This guest post comes to us via Elise Blaha Cripe. Elise is a blogger, crafter and goal setter in San Diego, California. In the spring of 2015, Elise launched GET TO WORK BOOK, a daily planner + goal setting workbook designed to help you make progress on your big goals. The 2016 GET TO WORK BOOK is currently available for pre-order here.
Goal setting is one of my favorite topics (to write about AND think about) and I find myself spending a lot of time doing both. I am so honored Sarah invited me over to be a guest and share some tips with you. Technically, these are going to focus on setting goals to improve your small business but I really think they can be applied to anything.
Business goal setting tip #1: Don’t be afraid to think big picture
Before you start thinking about how you want to work on and improve your business, it helps to consider where you actually want to be headed.

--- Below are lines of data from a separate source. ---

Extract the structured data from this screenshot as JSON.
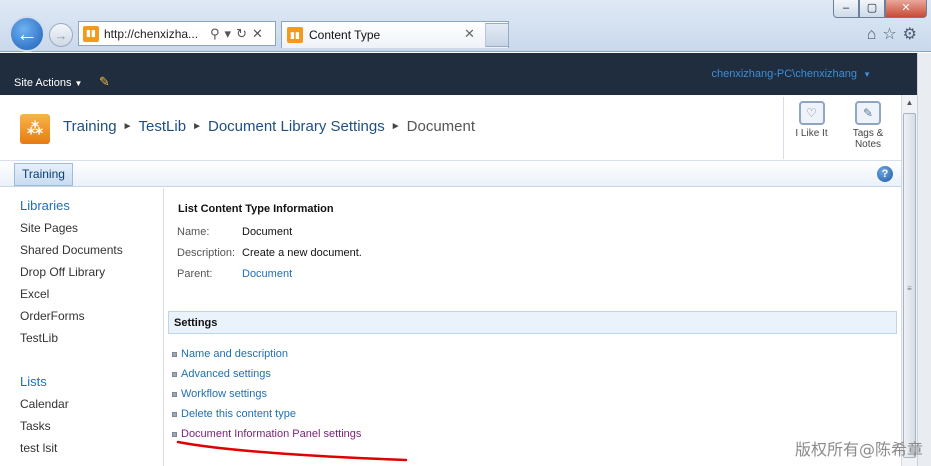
{
  "browser": {
    "address": "http://chenxizha...",
    "tab_title": "Content Type",
    "window_buttons": [
      "–",
      "▢",
      "✕"
    ]
  },
  "ribbon": {
    "site_actions": "Site Actions",
    "user": "chenxizhang-PC\\chenxizhang"
  },
  "breadcrumb": {
    "items": [
      "Training",
      "TestLib",
      "Document Library Settings",
      "Document"
    ]
  },
  "social": {
    "like": "I Like It",
    "tags_line1": "Tags &",
    "tags_line2": "Notes"
  },
  "topnav": {
    "tab": "Training"
  },
  "leftnav": {
    "libraries_header": "Libraries",
    "libraries": [
      "Site Pages",
      "Shared Documents",
      "Drop Off Library",
      "Excel",
      "OrderForms",
      "TestLib"
    ],
    "lists_header": "Lists",
    "lists": [
      "Calendar",
      "Tasks",
      "test lsit"
    ]
  },
  "info": {
    "title": "List Content Type Information",
    "name_label": "Name:",
    "name_value": "Document",
    "description_label": "Description:",
    "description_value": "Create a new document.",
    "parent_label": "Parent:",
    "parent_value": "Document"
  },
  "settings": {
    "header": "Settings",
    "links": [
      "Name and description",
      "Advanced settings",
      "Workflow settings",
      "Delete this content type",
      "Document Information Panel settings"
    ]
  },
  "watermark": "版权所有@陈希章",
  "colors": {
    "ribbon_bg": "#1f2d3e",
    "link": "#1f6fb5",
    "visited_link": "#7a1f7a",
    "annotation": "#e00000"
  }
}
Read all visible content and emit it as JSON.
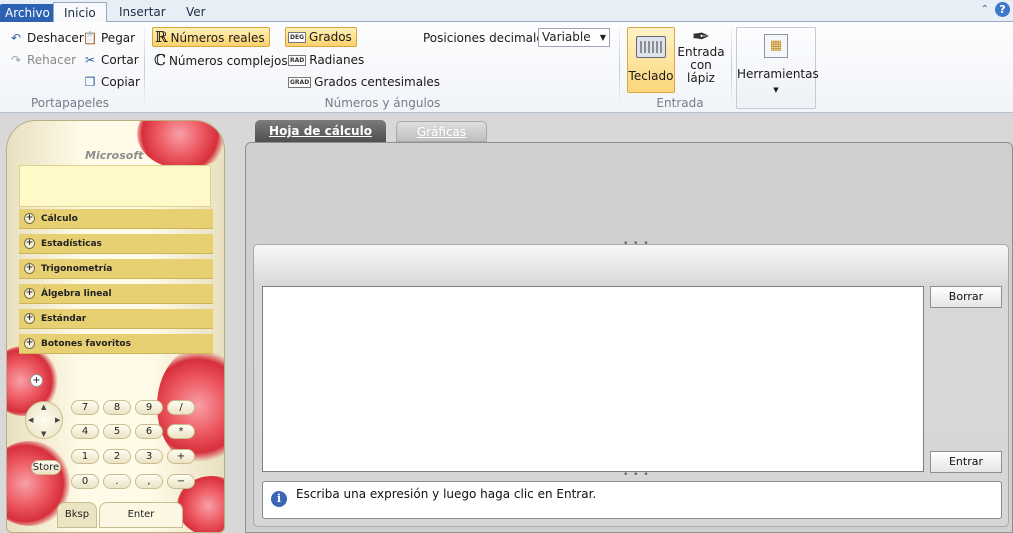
{
  "ribbon": {
    "tabs": [
      "Archivo",
      "Inicio",
      "Insertar",
      "Ver"
    ],
    "clipboard": {
      "undo": "Deshacer",
      "redo": "Rehacer",
      "paste": "Pegar",
      "cut": "Cortar",
      "copy": "Copiar",
      "group": "Portapapeles"
    },
    "numbers": {
      "real": "Números reales",
      "complex": "Números complejos",
      "degrees": "Grados",
      "radians": "Radianes",
      "gradians": "Grados centesimales",
      "decimals_label": "Posiciones decimales",
      "decimals_value": "Variable",
      "group": "Números y ángulos",
      "deg_tag": "DEG",
      "rad_tag": "RAD",
      "grad_tag": "GRAD",
      "real_symbol": "ℝ",
      "complex_symbol": "ℂ"
    },
    "input": {
      "keyboard": "Teclado",
      "pen_line1": "Entrada",
      "pen_line2": "con lápiz",
      "group": "Entrada"
    },
    "tools": {
      "label": "Herramientas"
    },
    "help": "?"
  },
  "calculator": {
    "brand": "Microsoft",
    "categories": [
      "Cálculo",
      "Estadísticas",
      "Trigonometría",
      "Álgebra lineal",
      "Estándar",
      "Botones favoritos"
    ],
    "keys": {
      "row1": [
        "7",
        "8",
        "9",
        "/"
      ],
      "row2": [
        "4",
        "5",
        "6",
        "*"
      ],
      "row3": [
        "1",
        "2",
        "3",
        "+"
      ],
      "row4": [
        "0",
        ".",
        ",",
        "−"
      ],
      "store": "Store",
      "bksp": "Bksp",
      "enter": "Enter"
    }
  },
  "workspace": {
    "tabs": [
      "Hoja de cálculo",
      "Gráficas"
    ],
    "clear_button": "Borrar",
    "enter_button": "Entrar",
    "status_message": "Escriba una expresión y luego haga clic en Entrar."
  },
  "colors": {
    "accent_blue": "#2d62b3",
    "selected_button": "#fcd26c",
    "calc_category": "#e6d072",
    "flower_red": "#d62f3c"
  }
}
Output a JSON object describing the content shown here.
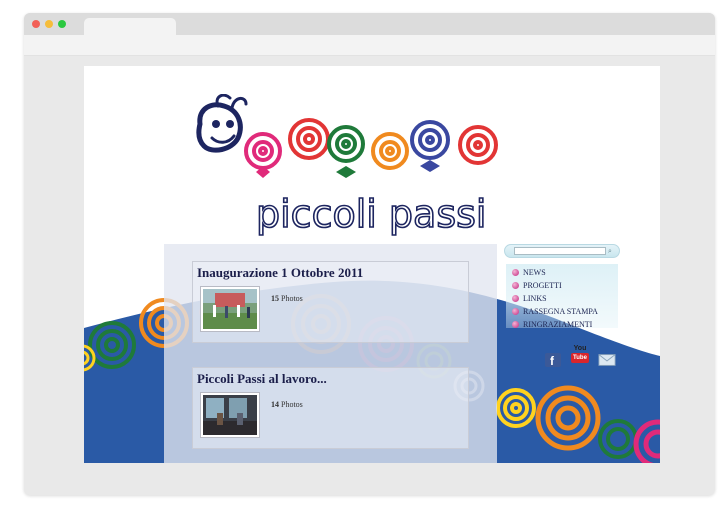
{
  "site": {
    "logo_text": "piccoli passi"
  },
  "albums": [
    {
      "title": "Inaugurazione 1 Ottobre 2011",
      "count": "15",
      "count_label": "Photos"
    },
    {
      "title": "Piccoli Passi al lavoro...",
      "count": "14",
      "count_label": "Photos"
    }
  ],
  "search": {
    "icon": "search-icon"
  },
  "menu": {
    "items": [
      {
        "label": "NEWS"
      },
      {
        "label": "PROGETTI"
      },
      {
        "label": "LINKS"
      },
      {
        "label": "RASSEGNA STAMPA"
      },
      {
        "label": "RINGRAZIAMENTI"
      }
    ]
  },
  "social": {
    "facebook_icon": "facebook-icon",
    "youtube_label_1": "You",
    "youtube_label_2": "Tube",
    "email_icon": "email-icon"
  },
  "colors": {
    "page_blue": "#2a5aa6",
    "title_navy": "#1b1e4a",
    "bullet_pink": "#c2267e"
  }
}
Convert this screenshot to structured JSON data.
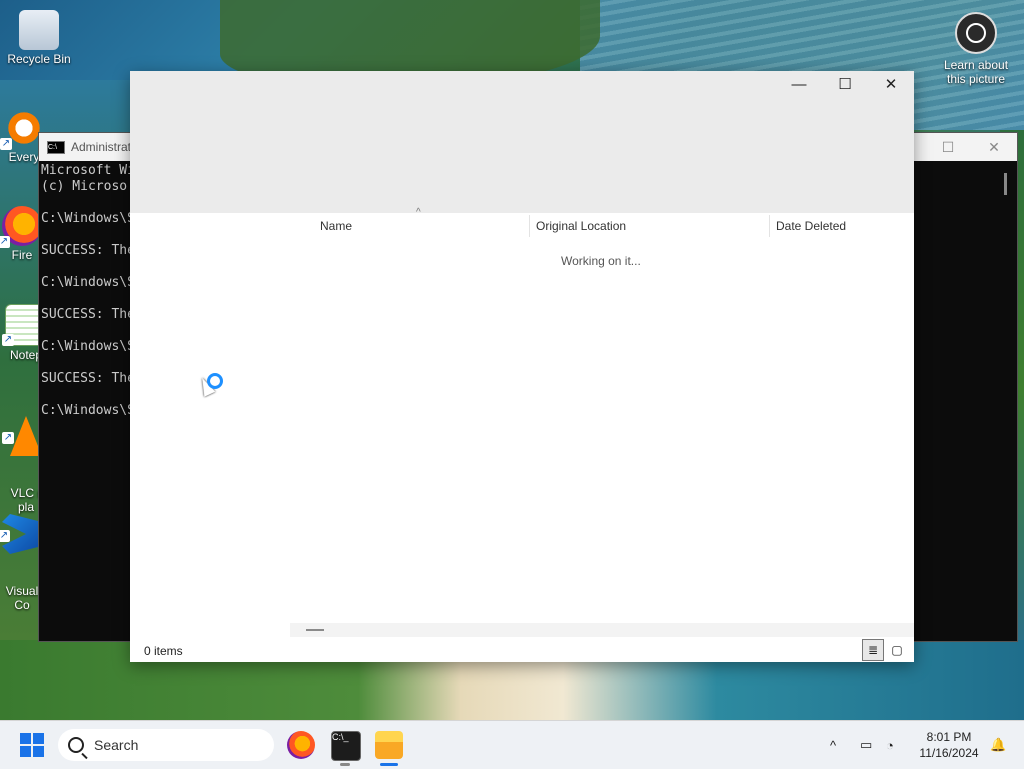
{
  "desktop": {
    "icons": [
      {
        "label": "Recycle Bin"
      },
      {
        "label": "Every"
      },
      {
        "label": "Fire"
      },
      {
        "label": "Notep"
      },
      {
        "label": "VLC r\npla"
      },
      {
        "label": "Visual\nCo"
      }
    ],
    "learn_label": "Learn about\nthis picture"
  },
  "cmd": {
    "title": "Administrat",
    "lines": [
      "Microsoft Wi",
      "(c) Microso",
      "",
      "C:\\Windows\\S",
      "",
      "SUCCESS: The",
      "",
      "C:\\Windows\\S",
      "",
      "SUCCESS: The",
      "",
      "C:\\Windows\\S",
      "",
      "SUCCESS: The",
      "",
      "C:\\Windows\\S"
    ]
  },
  "explorer": {
    "columns": {
      "name": "Name",
      "original_location": "Original Location",
      "date_deleted": "Date Deleted"
    },
    "working_text": "Working on it...",
    "status_items": "0 items"
  },
  "taskbar": {
    "search_placeholder": "Search",
    "time": "8:01 PM",
    "date": "11/16/2024"
  },
  "colors": {
    "accent": "#1a73e8",
    "cmd_bg": "#0c0c0c",
    "explorer_top": "#ebebeb"
  }
}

Are you trying to quit your day job? Become a fortune 500 company? Make enough to spend your summers backpacking? Knowing your “end-game” is so valuable because then you know more about what you need to be doing today. Maybe you need to be saving more of your profits. Maybe you need to be re-investing more. Maybe you need to develop more passive income streams. It’s hard to know what to focus on until you have at least an idea of what you want your future to look like.
Business goal setting tip #2: Choose something measurable
Good goals are specific. Of course, you want to “improve sales” or “grow your newsletter” but instead of just saying that, determine some numbers.
How much do you need to improve your sales? How many newsletter subscribers would you like to gain this month? Determine measurable goals, write them down and then work towards them. The satisfaction of “hitting” those numbers is awesome, but even if you fall short, you have a real amount that you fell short and that can be helpful when coming up with what to shoot for next year or next month.
Business goal setting tip #3: Be realistic (but challenging!)
As Pinterest quotes will tell you, it’s more than okay to dream big. But when it comes to goal-setting, I have found that going too big is never good. You want your goals to be realistic – something that you can actually achieve – but also inspiring enough that they feel challenging. It’s a semi-tricky balance to find, but through practice (and trial and error!) you can get there.
Business goal setting tip #4: Set deadlines
Without a deadline, a goal is just a wish. Click To Tweet It’s easy to set goals without thinking about when you’ll realize them, the trouble is, without a firm completion date in mind, it’s really tricky to actually accomplish anything. When do you want to launch that ebook? When would you like to be able to hire an administrative assistant? What month is the absolute last month you can go live with your website?
Again, you want to pick something realistic (probably not this Friday) but challenging (probably not four years from now). When considering deadlines, it also helps to stagger your projects and goals. Don’t make everything due the same month or try to launch everything at beginning of the year. Give yourself (and your customers!) some time to avoid burnout.
Business goal setting tip #5: Break it down
Once you have your realistic and measurable goal(s) in mind, the next step is to break them down. This is the “how” portion. How are you going to get from A to B? What do you need to do today, this week, next week and next month to get there? What are some action steps? I have found that the more action steps I list out and schedule as to-do list items the better. Don’t let yourself get overwhelmed by a huge project. Instead, let yourself get busy working on smaller steps on a daily basis.
Business goal setting tip #6: Remember, this is fun
Coming up with goals and striving towards them can be a hugely satisfying exercise. At times, it can also feel really hard. But on the whole, you’re growing. You’re expanding. You’re learning and you’re making progress. All of those are good things and all of those will pay off for you and your business.
I encourage you to think of the whole process as something enjoyable. Remember that you get to choose your goals; no one is setting them for you. Pick the stuff that makes your heart race and your stomach flip a bit. Then get to work.
What goals are you setting for your business? Making your goals public is a great way to hold yourself accountable – tell us in the comments!